_What is needed_
The answer must consist of every record below, reproduced exactly.
====== Exercise material ======
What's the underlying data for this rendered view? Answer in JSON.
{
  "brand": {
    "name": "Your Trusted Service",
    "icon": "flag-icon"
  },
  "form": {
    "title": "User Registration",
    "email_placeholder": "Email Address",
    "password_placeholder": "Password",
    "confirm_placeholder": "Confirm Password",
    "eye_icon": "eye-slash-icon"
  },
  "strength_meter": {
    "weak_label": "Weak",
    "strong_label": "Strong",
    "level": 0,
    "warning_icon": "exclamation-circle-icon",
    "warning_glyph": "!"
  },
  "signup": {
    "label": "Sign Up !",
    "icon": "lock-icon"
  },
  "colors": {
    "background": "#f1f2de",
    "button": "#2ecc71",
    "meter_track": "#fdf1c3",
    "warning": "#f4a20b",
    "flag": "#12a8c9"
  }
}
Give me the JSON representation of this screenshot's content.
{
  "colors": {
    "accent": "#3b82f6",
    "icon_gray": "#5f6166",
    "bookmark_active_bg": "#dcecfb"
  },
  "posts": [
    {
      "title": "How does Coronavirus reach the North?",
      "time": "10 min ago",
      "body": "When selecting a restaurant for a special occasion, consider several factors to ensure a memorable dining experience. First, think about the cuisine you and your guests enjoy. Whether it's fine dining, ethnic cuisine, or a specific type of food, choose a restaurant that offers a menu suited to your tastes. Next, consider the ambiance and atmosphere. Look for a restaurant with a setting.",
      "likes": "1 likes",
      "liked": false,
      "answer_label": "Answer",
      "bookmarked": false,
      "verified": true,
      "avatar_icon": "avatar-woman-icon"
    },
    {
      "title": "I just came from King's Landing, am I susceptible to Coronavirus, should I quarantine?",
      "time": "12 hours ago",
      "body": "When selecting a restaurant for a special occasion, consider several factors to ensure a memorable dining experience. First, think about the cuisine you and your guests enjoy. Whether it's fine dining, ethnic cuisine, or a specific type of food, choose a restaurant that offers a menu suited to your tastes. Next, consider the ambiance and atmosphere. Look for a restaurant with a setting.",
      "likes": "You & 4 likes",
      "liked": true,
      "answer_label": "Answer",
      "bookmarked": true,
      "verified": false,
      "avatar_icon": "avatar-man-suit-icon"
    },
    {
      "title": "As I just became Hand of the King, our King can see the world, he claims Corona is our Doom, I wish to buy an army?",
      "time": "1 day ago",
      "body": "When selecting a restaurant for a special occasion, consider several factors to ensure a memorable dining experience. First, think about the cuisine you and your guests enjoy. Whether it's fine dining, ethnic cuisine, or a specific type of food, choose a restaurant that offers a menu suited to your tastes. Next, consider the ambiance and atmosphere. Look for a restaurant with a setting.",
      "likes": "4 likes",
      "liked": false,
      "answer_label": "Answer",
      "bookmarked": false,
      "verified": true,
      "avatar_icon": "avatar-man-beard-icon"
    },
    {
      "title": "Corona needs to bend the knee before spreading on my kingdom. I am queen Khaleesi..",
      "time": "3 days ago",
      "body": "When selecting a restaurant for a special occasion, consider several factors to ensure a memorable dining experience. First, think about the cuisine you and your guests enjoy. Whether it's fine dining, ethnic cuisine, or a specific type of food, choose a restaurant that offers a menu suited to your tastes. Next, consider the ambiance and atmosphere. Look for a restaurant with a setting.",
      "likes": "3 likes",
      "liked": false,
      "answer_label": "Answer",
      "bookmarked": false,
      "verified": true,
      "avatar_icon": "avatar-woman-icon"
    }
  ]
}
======
_Task response_
What's the underlying data for this rendered view? Answer in JSON.
{
  "brand": {
    "name": "Your Trusted Service",
    "icon": "flag-icon"
  },
  "form": {
    "title": "User Registration",
    "email_placeholder": "Email Address",
    "password_placeholder": "Password",
    "confirm_placeholder": "Confirm Password",
    "eye_icon": "eye-slash-icon"
  },
  "strength_meter": {
    "weak_label": "Weak",
    "strong_label": "Strong",
    "level": 0,
    "warning_icon": "exclamation-circle-icon",
    "warning_glyph": "!"
  },
  "signup": {
    "label": "Sign Up !",
    "icon": "lock-icon"
  },
  "colors": {
    "background": "#f1f2de",
    "button": "#2ecc71",
    "meter_track": "#fdf1c3",
    "warning": "#f4a20b",
    "flag": "#12a8c9"
  }
}
Give me the JSON representation of this screenshot's content.
{
  "colors": {
    "accent": "#3b82f6",
    "icon_gray": "#5f6166",
    "bookmark_active_bg": "#dcecfb"
  },
  "posts": [
    {
      "title": "How does Coronavirus reach the North?",
      "time": "10 min ago",
      "body": "When selecting a restaurant for a special occasion, consider several factors to ensure a memorable dining experience. First, think about the cuisine you and your guests enjoy. Whether it's fine dining, ethnic cuisine, or a specific type of food, choose a restaurant that offers a menu suited to your tastes. Next, consider the ambiance and atmosphere. Look for a restaurant with a setting.",
      "likes": "1 likes",
      "liked": false,
      "answer_label": "Answer",
      "bookmarked": false,
      "verified": true,
      "avatar_icon": "avatar-woman-icon"
    },
    {
      "title": "I just came from King's Landing, am I susceptible to Coronavirus, should I quarantine?",
      "time": "12 hours ago",
      "body": "When selecting a restaurant for a special occasion, consider several factors to ensure a memorable dining experience. First, think about the cuisine you and your guests enjoy. Whether it's fine dining, ethnic cuisine, or a specific type of food, choose a restaurant that offers a menu suited to your tastes. Next, consider the ambiance and atmosphere. Look for a restaurant with a setting.",
      "likes": "You & 4 likes",
      "liked": true,
      "answer_label": "Answer",
      "bookmarked": true,
      "verified": false,
      "avatar_icon": "avatar-man-suit-icon"
    },
    {
      "title": "As I just became Hand of the King, our King can see the world, he claims Corona is our Doom, I wish to buy an army?",
      "time": "1 day ago",
      "body": "When selecting a restaurant for a special occasion, consider several factors to ensure a memorable dining experience. First, think about the cuisine you and your guests enjoy. Whether it's fine dining, ethnic cuisine, or a specific type of food, choose a restaurant that offers a menu suited to your tastes. Next, consider the ambiance and atmosphere. Look for a restaurant with a setting.",
      "likes": "4 likes",
      "liked": false,
      "answer_label": "Answer",
      "bookmarked": false,
      "verified": true,
      "avatar_icon": "avatar-man-beard-icon"
    },
    {
      "title": "Corona needs to bend the knee before spreading on my kingdom. I am queen Khaleesi..",
      "time": "3 days ago",
      "body": "When selecting a restaurant for a special occasion, consider several factors to ensure a memorable dining experience. First, think about the cuisine you and your guests enjoy. Whether it's fine dining, ethnic cuisine, or a specific type of food, choose a restaurant that offers a menu suited to your tastes. Next, consider the ambiance and atmosphere. Look for a restaurant with a setting.",
      "likes": "3 likes",
      "liked": false,
      "answer_label": "Answer",
      "bookmarked": false,
      "verified": true,
      "avatar_icon": "avatar-woman-icon"
    }
  ]
}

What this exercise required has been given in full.